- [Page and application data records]
_____

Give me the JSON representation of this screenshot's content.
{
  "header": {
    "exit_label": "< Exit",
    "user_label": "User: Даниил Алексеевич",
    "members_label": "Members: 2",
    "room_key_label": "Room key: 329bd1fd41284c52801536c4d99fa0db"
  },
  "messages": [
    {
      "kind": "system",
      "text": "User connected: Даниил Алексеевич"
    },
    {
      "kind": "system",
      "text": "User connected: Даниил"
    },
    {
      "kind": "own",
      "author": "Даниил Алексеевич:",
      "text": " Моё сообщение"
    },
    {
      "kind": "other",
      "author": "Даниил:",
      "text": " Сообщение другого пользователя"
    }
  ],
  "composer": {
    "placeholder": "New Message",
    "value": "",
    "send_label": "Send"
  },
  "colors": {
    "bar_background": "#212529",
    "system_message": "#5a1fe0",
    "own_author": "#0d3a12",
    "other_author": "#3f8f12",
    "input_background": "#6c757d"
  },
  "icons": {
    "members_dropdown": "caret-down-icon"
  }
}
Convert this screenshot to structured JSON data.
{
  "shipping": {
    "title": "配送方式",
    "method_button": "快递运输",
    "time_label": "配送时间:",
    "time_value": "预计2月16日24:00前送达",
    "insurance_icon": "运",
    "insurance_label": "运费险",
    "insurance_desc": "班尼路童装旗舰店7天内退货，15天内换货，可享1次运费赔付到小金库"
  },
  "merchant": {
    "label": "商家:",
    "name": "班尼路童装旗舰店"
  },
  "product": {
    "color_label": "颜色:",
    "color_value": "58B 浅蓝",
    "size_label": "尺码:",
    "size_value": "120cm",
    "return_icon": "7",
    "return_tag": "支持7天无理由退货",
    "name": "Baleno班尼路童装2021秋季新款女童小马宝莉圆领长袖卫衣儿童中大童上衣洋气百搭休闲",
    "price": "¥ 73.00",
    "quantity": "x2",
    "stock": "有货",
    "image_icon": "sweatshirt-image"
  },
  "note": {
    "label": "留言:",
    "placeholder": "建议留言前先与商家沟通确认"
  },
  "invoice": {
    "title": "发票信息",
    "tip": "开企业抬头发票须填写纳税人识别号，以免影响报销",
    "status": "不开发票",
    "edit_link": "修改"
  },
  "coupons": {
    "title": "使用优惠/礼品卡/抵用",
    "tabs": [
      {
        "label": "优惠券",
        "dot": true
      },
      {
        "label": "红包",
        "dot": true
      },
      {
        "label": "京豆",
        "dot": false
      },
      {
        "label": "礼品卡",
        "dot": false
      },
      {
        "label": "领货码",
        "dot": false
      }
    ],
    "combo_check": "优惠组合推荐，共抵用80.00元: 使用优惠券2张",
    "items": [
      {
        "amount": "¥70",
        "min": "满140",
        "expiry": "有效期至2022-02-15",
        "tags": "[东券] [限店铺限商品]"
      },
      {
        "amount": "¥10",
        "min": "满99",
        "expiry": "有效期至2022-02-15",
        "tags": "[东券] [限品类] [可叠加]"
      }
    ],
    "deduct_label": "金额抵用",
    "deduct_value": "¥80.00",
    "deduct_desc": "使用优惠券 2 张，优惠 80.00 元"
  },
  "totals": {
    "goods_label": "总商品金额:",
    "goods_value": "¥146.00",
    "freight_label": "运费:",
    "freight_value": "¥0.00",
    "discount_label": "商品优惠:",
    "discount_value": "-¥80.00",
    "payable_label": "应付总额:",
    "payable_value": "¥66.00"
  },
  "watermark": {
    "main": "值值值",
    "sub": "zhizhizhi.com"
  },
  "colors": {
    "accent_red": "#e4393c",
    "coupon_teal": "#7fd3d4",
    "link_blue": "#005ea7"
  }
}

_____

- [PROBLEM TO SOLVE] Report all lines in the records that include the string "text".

- [WRITTEN RESPONSE]
      "text": "User connected: Даниил Алексеевич"
      "text": "User connected: Даниил"
      "text": " Моё сообщение"
      "text": " Сообщение другого пользователя"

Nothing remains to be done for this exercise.